To make a long story just nearly as long as it is, my client tells me that he never meant to hurt me but to punish the agency for another job that involved sixty grand and a flaky model who botched the operation. Whoops. While we are having this conversation, a woman in a red hat covered in ink black feathers approaches my German. Apparently they are friends. Phoebe is a D list celebrity who I can’t recognize for the life of me but she obviously feels like we’ve all been friends for years as she unloads what she’s been doing the last year. Said everything includes her hair accessory line and her upcoming E! channel show in which she is going to be paid “triple what everyone else is being paid” because she “the biggest celebrity there.” She’s got crazy eyes and a nose that’s surely seen the Knife. She is suing the Ivy for crashing her white C Class Mercedes into a Buick. Her lovely frumpy mother pulls out photographs of the scene: Phoebe in a pink, purple and white dress surrounded by paparazzi running towards her crashed car with an acting class version of despair on her face. Each photograph is watermarked with a bright pink “PHOEBE” over it, obviously from her personal website.
Finally we are called into the courtroom by a bleached blond lady deputy. I sit down next to the German, although my initial instinct is to sit on the other sides. Are we supposed to be so amiable? I am existing in a constant state of confusion. The deputy comes up to me.
Blond Deputy: Miss?
Blond Deputy: Are you a witness or do you have a case here?
Me: I’m the plantiff in a suit.
Blond Deputy: There are not shorts allowed in a courtroom and when the judge gets
here she is going to embarrass you.

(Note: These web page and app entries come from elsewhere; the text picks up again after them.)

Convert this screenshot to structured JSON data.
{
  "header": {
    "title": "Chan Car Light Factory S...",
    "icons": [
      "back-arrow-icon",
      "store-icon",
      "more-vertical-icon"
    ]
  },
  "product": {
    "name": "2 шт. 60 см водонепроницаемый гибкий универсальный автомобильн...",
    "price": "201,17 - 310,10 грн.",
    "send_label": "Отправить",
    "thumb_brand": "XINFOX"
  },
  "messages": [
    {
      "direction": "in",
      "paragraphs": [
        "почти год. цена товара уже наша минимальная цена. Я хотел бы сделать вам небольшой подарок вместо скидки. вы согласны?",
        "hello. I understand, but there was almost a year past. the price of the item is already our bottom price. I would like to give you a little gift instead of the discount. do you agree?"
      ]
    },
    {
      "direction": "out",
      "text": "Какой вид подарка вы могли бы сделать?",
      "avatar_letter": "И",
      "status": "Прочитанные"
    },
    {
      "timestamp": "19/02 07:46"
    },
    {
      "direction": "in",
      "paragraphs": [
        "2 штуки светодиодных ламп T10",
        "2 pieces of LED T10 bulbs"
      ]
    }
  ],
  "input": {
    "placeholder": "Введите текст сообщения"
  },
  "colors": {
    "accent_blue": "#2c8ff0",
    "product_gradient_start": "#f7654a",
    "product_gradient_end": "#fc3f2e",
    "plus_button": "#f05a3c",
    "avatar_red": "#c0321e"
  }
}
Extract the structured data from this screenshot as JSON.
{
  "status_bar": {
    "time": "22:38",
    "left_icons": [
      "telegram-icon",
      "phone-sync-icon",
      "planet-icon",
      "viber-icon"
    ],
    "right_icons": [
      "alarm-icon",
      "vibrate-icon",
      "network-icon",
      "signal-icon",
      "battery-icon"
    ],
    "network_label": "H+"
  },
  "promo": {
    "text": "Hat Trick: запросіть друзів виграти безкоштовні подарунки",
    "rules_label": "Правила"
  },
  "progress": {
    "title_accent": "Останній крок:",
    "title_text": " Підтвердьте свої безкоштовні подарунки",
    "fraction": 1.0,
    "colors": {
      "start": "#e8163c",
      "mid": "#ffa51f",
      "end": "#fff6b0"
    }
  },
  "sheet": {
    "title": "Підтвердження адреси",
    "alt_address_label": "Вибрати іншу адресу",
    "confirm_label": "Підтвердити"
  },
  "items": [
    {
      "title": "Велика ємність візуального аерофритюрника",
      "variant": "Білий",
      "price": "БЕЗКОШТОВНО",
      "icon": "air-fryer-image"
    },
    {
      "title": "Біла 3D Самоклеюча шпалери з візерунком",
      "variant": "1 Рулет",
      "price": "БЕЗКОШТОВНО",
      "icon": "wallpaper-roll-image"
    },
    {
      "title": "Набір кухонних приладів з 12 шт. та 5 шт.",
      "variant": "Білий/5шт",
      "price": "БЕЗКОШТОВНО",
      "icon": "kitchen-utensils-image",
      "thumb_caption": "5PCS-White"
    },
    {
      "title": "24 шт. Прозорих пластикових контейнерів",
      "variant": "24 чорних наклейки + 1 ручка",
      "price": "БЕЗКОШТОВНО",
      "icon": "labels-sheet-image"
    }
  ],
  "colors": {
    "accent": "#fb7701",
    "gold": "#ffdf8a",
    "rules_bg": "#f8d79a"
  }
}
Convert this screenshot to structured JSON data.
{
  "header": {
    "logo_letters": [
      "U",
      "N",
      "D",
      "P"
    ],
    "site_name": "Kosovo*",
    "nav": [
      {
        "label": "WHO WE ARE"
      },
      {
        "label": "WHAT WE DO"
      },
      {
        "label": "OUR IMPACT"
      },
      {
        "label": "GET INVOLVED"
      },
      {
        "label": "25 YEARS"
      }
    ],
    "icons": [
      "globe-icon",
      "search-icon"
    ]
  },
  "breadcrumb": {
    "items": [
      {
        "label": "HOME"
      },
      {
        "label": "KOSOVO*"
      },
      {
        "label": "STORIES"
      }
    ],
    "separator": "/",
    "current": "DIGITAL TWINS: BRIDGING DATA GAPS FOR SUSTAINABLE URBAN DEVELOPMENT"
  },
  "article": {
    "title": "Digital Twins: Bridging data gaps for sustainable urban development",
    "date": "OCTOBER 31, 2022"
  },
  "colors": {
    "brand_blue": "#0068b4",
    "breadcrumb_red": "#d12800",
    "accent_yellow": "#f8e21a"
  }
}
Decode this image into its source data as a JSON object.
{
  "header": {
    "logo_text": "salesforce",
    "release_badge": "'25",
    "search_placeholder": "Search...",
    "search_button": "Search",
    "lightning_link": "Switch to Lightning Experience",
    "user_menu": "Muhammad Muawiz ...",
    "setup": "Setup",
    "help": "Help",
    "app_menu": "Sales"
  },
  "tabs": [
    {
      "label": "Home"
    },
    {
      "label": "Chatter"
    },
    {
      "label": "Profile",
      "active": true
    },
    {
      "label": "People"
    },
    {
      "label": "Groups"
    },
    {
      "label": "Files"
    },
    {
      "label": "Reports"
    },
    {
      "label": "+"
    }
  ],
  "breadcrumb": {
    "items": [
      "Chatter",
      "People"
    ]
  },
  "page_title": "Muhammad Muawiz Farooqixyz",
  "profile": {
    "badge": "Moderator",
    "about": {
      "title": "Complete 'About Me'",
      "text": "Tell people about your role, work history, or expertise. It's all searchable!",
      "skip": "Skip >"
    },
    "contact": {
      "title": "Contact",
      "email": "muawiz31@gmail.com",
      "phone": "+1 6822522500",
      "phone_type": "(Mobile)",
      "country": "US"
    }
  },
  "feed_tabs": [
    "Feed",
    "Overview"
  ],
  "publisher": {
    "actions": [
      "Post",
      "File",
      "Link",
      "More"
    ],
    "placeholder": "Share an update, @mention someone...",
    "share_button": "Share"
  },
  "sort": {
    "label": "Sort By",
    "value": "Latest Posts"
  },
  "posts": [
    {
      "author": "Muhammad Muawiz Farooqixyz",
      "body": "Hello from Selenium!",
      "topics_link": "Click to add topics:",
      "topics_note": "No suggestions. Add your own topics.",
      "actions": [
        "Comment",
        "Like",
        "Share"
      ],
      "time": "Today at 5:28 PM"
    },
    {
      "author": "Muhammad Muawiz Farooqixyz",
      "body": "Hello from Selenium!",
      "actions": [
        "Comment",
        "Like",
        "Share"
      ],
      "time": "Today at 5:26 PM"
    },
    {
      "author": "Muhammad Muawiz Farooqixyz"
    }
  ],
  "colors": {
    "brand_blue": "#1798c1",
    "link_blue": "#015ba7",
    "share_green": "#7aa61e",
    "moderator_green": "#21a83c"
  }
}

Oh, dear God. I sweat some more. I run to my car to get black jeans out of my trunk. My inner dialogue continues as such:
“No shorts in the courtroom? But these aren’t really shorts. They are tasteful, high waisted and black with a slight sheen to them. I look completely respectable. These people just don’t understand fashion.”
By the time I return the courtroom the judge is speaking in front of the forty people seated in rows. She is stern. I am terrified. She starts talking about labeling evidence, speeches, etc. I stare at my random email print outs and internet articles. Nothing highlighted, blacked out, starred, labeled, stapled. Next to me is a man with a binder and pages marked with those arrow shaped Post Its. Fuck me. We are all dismissed outside again to exchange evidence, which we have already done. When the German and I get back outside I ask him if we should just settle it without the judge since we have both agreed that I provided a service and should have been compensated. He agrees. I am thankful that he has never been to Small Claims Court before and even more thankful that he is awkward and German. We ask Blond Deputy if we can just settle without seeing the judge, the judge gives me a paper, I sign, it’s done.
The German and I share the elevator down to the lobby. He tells me he will call me on Monday. When we get to the sidewalk on Burton, he offers me a cigarette. I decline, shake his hand, and scamper back into the real world where I can be flighty, ridiculous, and wear shorts.